> **EXERCISE PROMPT**:
The lines below that include "selection" are to be found and copied.

> **Page and application data records**:

......

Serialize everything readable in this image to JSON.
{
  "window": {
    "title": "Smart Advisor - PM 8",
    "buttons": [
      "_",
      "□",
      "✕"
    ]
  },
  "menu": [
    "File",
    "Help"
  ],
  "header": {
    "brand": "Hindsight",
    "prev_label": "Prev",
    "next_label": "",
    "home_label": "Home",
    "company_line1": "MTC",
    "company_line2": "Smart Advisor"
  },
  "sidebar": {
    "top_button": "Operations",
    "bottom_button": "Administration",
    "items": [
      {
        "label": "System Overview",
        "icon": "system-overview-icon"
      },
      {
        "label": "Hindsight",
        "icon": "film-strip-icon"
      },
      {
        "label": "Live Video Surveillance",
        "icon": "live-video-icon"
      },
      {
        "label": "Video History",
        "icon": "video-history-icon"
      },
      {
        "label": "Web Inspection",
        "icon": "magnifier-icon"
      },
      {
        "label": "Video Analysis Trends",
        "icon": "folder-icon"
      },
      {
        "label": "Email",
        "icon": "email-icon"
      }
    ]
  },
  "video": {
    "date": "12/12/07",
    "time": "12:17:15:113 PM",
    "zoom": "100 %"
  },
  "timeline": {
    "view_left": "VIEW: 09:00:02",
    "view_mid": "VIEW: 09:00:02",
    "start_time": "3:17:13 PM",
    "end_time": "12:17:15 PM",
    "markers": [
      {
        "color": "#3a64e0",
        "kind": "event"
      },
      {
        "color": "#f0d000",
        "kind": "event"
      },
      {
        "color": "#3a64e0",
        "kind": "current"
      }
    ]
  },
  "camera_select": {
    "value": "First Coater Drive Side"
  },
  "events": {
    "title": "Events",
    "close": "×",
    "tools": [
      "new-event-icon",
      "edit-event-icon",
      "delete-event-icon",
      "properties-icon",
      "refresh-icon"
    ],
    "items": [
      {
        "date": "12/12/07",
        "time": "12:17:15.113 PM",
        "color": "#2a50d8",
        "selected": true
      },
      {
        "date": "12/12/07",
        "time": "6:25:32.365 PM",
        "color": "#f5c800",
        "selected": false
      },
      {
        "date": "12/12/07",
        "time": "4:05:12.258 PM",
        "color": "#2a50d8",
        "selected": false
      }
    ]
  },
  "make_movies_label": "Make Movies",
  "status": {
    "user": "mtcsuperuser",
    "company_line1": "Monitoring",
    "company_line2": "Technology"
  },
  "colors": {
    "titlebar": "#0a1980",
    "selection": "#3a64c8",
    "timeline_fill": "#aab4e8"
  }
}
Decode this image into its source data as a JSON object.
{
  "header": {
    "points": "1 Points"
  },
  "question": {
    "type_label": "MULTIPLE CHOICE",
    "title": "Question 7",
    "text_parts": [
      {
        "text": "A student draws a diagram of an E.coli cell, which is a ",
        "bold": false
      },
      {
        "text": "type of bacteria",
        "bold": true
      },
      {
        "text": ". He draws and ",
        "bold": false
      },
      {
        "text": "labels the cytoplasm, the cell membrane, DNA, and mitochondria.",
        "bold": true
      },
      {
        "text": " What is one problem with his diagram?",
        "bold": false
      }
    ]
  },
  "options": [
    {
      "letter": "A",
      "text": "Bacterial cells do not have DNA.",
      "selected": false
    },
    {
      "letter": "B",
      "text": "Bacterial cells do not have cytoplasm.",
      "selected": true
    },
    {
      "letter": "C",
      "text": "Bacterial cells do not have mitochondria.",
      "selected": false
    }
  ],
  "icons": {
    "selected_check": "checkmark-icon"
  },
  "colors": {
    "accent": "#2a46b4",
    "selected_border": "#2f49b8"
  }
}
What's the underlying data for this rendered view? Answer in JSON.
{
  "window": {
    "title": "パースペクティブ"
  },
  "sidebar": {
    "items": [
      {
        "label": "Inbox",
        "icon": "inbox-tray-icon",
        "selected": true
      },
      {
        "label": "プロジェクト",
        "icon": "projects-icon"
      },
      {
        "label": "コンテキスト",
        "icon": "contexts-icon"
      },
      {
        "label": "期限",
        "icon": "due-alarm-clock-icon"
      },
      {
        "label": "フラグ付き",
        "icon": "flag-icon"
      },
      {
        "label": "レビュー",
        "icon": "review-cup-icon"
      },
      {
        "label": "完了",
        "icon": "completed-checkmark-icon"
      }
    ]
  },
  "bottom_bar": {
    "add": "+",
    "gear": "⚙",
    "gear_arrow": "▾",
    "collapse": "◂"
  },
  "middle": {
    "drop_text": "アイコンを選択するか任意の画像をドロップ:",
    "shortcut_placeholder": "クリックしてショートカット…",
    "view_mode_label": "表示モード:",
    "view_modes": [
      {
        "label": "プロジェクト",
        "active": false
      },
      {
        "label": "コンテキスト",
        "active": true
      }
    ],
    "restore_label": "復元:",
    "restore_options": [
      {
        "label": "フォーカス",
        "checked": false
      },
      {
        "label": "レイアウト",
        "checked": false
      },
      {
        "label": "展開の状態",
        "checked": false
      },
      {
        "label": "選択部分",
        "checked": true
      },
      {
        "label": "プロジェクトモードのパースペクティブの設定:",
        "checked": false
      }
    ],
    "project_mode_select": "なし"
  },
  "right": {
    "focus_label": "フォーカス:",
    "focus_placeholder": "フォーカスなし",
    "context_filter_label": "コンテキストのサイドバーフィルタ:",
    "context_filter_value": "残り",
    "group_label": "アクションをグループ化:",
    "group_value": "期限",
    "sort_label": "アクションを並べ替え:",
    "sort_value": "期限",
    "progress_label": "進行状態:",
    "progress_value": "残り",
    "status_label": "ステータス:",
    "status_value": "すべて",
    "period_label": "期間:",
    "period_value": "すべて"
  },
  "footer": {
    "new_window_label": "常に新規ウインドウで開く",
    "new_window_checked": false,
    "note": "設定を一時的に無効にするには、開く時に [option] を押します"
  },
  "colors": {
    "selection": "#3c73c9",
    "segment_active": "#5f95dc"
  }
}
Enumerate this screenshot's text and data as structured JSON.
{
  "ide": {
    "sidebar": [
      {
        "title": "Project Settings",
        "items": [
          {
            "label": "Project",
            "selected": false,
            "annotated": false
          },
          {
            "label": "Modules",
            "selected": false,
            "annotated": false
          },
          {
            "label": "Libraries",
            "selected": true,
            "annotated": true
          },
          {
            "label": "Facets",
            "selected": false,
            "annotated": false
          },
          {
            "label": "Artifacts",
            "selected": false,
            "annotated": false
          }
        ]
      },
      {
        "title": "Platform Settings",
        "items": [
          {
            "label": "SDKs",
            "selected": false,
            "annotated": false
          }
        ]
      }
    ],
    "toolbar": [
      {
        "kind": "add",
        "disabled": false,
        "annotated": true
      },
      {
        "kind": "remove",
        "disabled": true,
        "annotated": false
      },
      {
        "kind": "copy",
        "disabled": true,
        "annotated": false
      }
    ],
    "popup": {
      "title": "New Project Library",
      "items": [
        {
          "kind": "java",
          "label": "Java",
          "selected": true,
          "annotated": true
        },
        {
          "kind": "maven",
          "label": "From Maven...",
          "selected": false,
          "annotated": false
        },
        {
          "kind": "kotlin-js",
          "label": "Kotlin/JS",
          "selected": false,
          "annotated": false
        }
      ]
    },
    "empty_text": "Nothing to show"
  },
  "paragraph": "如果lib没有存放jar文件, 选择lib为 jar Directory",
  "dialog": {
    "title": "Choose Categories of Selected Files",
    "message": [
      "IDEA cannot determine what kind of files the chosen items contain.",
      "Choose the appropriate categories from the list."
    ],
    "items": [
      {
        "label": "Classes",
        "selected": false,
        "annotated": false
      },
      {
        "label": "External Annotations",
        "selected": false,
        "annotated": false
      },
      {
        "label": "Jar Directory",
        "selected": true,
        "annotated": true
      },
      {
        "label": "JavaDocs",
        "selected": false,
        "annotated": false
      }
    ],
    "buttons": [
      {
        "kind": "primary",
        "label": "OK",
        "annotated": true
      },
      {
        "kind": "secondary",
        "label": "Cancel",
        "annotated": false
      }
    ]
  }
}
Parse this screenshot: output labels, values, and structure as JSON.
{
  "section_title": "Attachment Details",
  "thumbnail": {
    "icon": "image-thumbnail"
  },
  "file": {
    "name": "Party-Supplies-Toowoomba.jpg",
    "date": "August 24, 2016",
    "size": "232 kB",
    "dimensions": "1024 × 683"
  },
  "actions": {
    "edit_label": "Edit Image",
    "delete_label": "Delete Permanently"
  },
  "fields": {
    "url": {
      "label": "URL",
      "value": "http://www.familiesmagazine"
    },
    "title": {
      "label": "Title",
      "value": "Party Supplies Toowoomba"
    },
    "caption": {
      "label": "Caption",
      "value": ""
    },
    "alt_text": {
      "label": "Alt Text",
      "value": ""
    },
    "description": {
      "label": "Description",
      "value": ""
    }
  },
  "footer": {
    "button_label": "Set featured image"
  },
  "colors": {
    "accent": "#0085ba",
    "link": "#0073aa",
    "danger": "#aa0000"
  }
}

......

> **SOLUTION TO THE EXERCISE**:
    "selection": "#3a64c8",
    "selection": "#3c73c9",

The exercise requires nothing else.